Start of Block

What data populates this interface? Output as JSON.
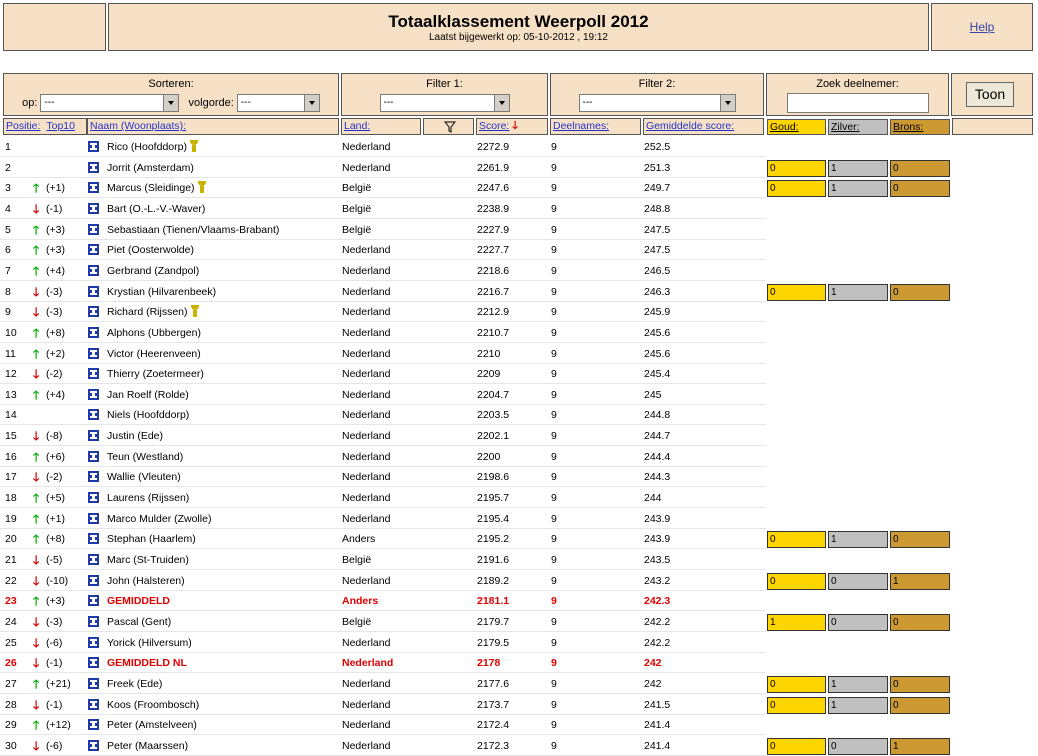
{
  "header": {
    "title": "Totaalklassement Weerpoll 2012",
    "subtitle": "Laatst bijgewerkt op: 05-10-2012 , 19:12",
    "help": "Help"
  },
  "controls": {
    "sorteren_label": "Sorteren:",
    "op_label": "op:",
    "op_value": "---",
    "volgorde_label": "volgorde:",
    "volgorde_value": "---",
    "filter1_label": "Filter 1:",
    "filter1_value": "---",
    "filter2_label": "Filter 2:",
    "filter2_value": "---",
    "zoek_label": "Zoek deelnemer:",
    "zoek_value": "",
    "toon": "Toon"
  },
  "columns": {
    "positie": "Positie:",
    "top10": "Top10",
    "naam": "Naam (Woonplaats):",
    "land": "Land:",
    "score": "Score:",
    "deelnames": "Deelnames:",
    "gemiddelde": "Gemiddelde score:",
    "goud": "Goud:",
    "zilver": "Zilver:",
    "brons": "Brons:"
  },
  "colors": {
    "gold": "#ffd500",
    "silver": "#c0c0c0",
    "bronze": "#cc9933",
    "panel": "#f7e1c6",
    "up": "#00b000",
    "down": "#d00000",
    "highlight": "#e00000"
  },
  "rows": [
    {
      "pos": "1",
      "dir": "",
      "chg": "",
      "name": "Rico (Hoofddorp)",
      "trophy": true,
      "land": "Nederland",
      "score": "2272.9",
      "deel": "9",
      "gem": "252.5",
      "medals": null
    },
    {
      "pos": "2",
      "dir": "",
      "chg": "",
      "name": "Jorrit (Amsterdam)",
      "trophy": false,
      "land": "Nederland",
      "score": "2261.9",
      "deel": "9",
      "gem": "251.3",
      "medals": [
        "0",
        "1",
        "0"
      ]
    },
    {
      "pos": "3",
      "dir": "up",
      "chg": "(+1)",
      "name": "Marcus (Sleidinge)",
      "trophy": true,
      "land": "België",
      "score": "2247.6",
      "deel": "9",
      "gem": "249.7",
      "medals": [
        "0",
        "1",
        "0"
      ]
    },
    {
      "pos": "4",
      "dir": "down",
      "chg": "(-1)",
      "name": "Bart (O.-L.-V.-Waver)",
      "trophy": false,
      "land": "België",
      "score": "2238.9",
      "deel": "9",
      "gem": "248.8",
      "medals": null
    },
    {
      "pos": "5",
      "dir": "up",
      "chg": "(+3)",
      "name": "Sebastiaan (Tienen/Vlaams-Brabant)",
      "trophy": false,
      "land": "België",
      "score": "2227.9",
      "deel": "9",
      "gem": "247.5",
      "medals": null
    },
    {
      "pos": "6",
      "dir": "up",
      "chg": "(+3)",
      "name": "Piet (Oosterwolde)",
      "trophy": false,
      "land": "Nederland",
      "score": "2227.7",
      "deel": "9",
      "gem": "247.5",
      "medals": null
    },
    {
      "pos": "7",
      "dir": "up",
      "chg": "(+4)",
      "name": "Gerbrand (Zandpol)",
      "trophy": false,
      "land": "Nederland",
      "score": "2218.6",
      "deel": "9",
      "gem": "246.5",
      "medals": null
    },
    {
      "pos": "8",
      "dir": "down",
      "chg": "(-3)",
      "name": "Krystian (Hilvarenbeek)",
      "trophy": false,
      "land": "Nederland",
      "score": "2216.7",
      "deel": "9",
      "gem": "246.3",
      "medals": [
        "0",
        "1",
        "0"
      ]
    },
    {
      "pos": "9",
      "dir": "down",
      "chg": "(-3)",
      "name": "Richard (Rijssen)",
      "trophy": true,
      "land": "Nederland",
      "score": "2212.9",
      "deel": "9",
      "gem": "245.9",
      "medals": null
    },
    {
      "pos": "10",
      "dir": "up",
      "chg": "(+8)",
      "name": "Alphons (Ubbergen)",
      "trophy": false,
      "land": "Nederland",
      "score": "2210.7",
      "deel": "9",
      "gem": "245.6",
      "medals": null
    },
    {
      "pos": "11",
      "dir": "up",
      "chg": "(+2)",
      "name": "Victor (Heerenveen)",
      "trophy": false,
      "land": "Nederland",
      "score": "2210",
      "deel": "9",
      "gem": "245.6",
      "medals": null
    },
    {
      "pos": "12",
      "dir": "down",
      "chg": "(-2)",
      "name": "Thierry (Zoetermeer)",
      "trophy": false,
      "land": "Nederland",
      "score": "2209",
      "deel": "9",
      "gem": "245.4",
      "medals": null
    },
    {
      "pos": "13",
      "dir": "up",
      "chg": "(+4)",
      "name": "Jan Roelf (Rolde)",
      "trophy": false,
      "land": "Nederland",
      "score": "2204.7",
      "deel": "9",
      "gem": "245",
      "medals": null
    },
    {
      "pos": "14",
      "dir": "",
      "chg": "",
      "name": "Niels (Hoofddorp)",
      "trophy": false,
      "land": "Nederland",
      "score": "2203.5",
      "deel": "9",
      "gem": "244.8",
      "medals": null
    },
    {
      "pos": "15",
      "dir": "down",
      "chg": "(-8)",
      "name": "Justin (Ede)",
      "trophy": false,
      "land": "Nederland",
      "score": "2202.1",
      "deel": "9",
      "gem": "244.7",
      "medals": null
    },
    {
      "pos": "16",
      "dir": "up",
      "chg": "(+6)",
      "name": "Teun (Westland)",
      "trophy": false,
      "land": "Nederland",
      "score": "2200",
      "deel": "9",
      "gem": "244.4",
      "medals": null
    },
    {
      "pos": "17",
      "dir": "down",
      "chg": "(-2)",
      "name": "Wallie (Vleuten)",
      "trophy": false,
      "land": "Nederland",
      "score": "2198.6",
      "deel": "9",
      "gem": "244.3",
      "medals": null
    },
    {
      "pos": "18",
      "dir": "up",
      "chg": "(+5)",
      "name": "Laurens (Rijssen)",
      "trophy": false,
      "land": "Nederland",
      "score": "2195.7",
      "deel": "9",
      "gem": "244",
      "medals": null
    },
    {
      "pos": "19",
      "dir": "up",
      "chg": "(+1)",
      "name": "Marco Mulder (Zwolle)",
      "trophy": false,
      "land": "Nederland",
      "score": "2195.4",
      "deel": "9",
      "gem": "243.9",
      "medals": null
    },
    {
      "pos": "20",
      "dir": "up",
      "chg": "(+8)",
      "name": "Stephan (Haarlem)",
      "trophy": false,
      "land": "Anders",
      "score": "2195.2",
      "deel": "9",
      "gem": "243.9",
      "medals": [
        "0",
        "1",
        "0"
      ]
    },
    {
      "pos": "21",
      "dir": "down",
      "chg": "(-5)",
      "name": "Marc (St-Truiden)",
      "trophy": false,
      "land": "België",
      "score": "2191.6",
      "deel": "9",
      "gem": "243.5",
      "medals": null
    },
    {
      "pos": "22",
      "dir": "down",
      "chg": "(-10)",
      "name": "John (Halsteren)",
      "trophy": false,
      "land": "Nederland",
      "score": "2189.2",
      "deel": "9",
      "gem": "243.2",
      "medals": [
        "0",
        "0",
        "1"
      ]
    },
    {
      "pos": "23",
      "dir": "up",
      "chg": "(+3)",
      "name": "GEMIDDELD",
      "trophy": false,
      "land": "Anders",
      "score": "2181.1",
      "deel": "9",
      "gem": "242.3",
      "medals": null,
      "highlight": true
    },
    {
      "pos": "24",
      "dir": "down",
      "chg": "(-3)",
      "name": "Pascal (Gent)",
      "trophy": false,
      "land": "België",
      "score": "2179.7",
      "deel": "9",
      "gem": "242.2",
      "medals": [
        "1",
        "0",
        "0"
      ]
    },
    {
      "pos": "25",
      "dir": "down",
      "chg": "(-6)",
      "name": "Yorick (Hilversum)",
      "trophy": false,
      "land": "Nederland",
      "score": "2179.5",
      "deel": "9",
      "gem": "242.2",
      "medals": null
    },
    {
      "pos": "26",
      "dir": "down",
      "chg": "(-1)",
      "name": "GEMIDDELD NL",
      "trophy": false,
      "land": "Nederland",
      "score": "2178",
      "deel": "9",
      "gem": "242",
      "medals": null,
      "highlight": true
    },
    {
      "pos": "27",
      "dir": "up",
      "chg": "(+21)",
      "name": "Freek (Ede)",
      "trophy": false,
      "land": "Nederland",
      "score": "2177.6",
      "deel": "9",
      "gem": "242",
      "medals": [
        "0",
        "1",
        "0"
      ]
    },
    {
      "pos": "28",
      "dir": "down",
      "chg": "(-1)",
      "name": "Koos (Froombosch)",
      "trophy": false,
      "land": "Nederland",
      "score": "2173.7",
      "deel": "9",
      "gem": "241.5",
      "medals": [
        "0",
        "1",
        "0"
      ]
    },
    {
      "pos": "29",
      "dir": "up",
      "chg": "(+12)",
      "name": "Peter (Amstelveen)",
      "trophy": false,
      "land": "Nederland",
      "score": "2172.4",
      "deel": "9",
      "gem": "241.4",
      "medals": null
    },
    {
      "pos": "30",
      "dir": "down",
      "chg": "(-6)",
      "name": "Peter (Maarssen)",
      "trophy": false,
      "land": "Nederland",
      "score": "2172.3",
      "deel": "9",
      "gem": "241.4",
      "medals": [
        "0",
        "0",
        "1"
      ]
    }
  ]
}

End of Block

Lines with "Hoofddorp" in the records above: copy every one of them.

      "name": "Rico (Hoofddorp)",
      "name": "Niels (Hoofddorp)",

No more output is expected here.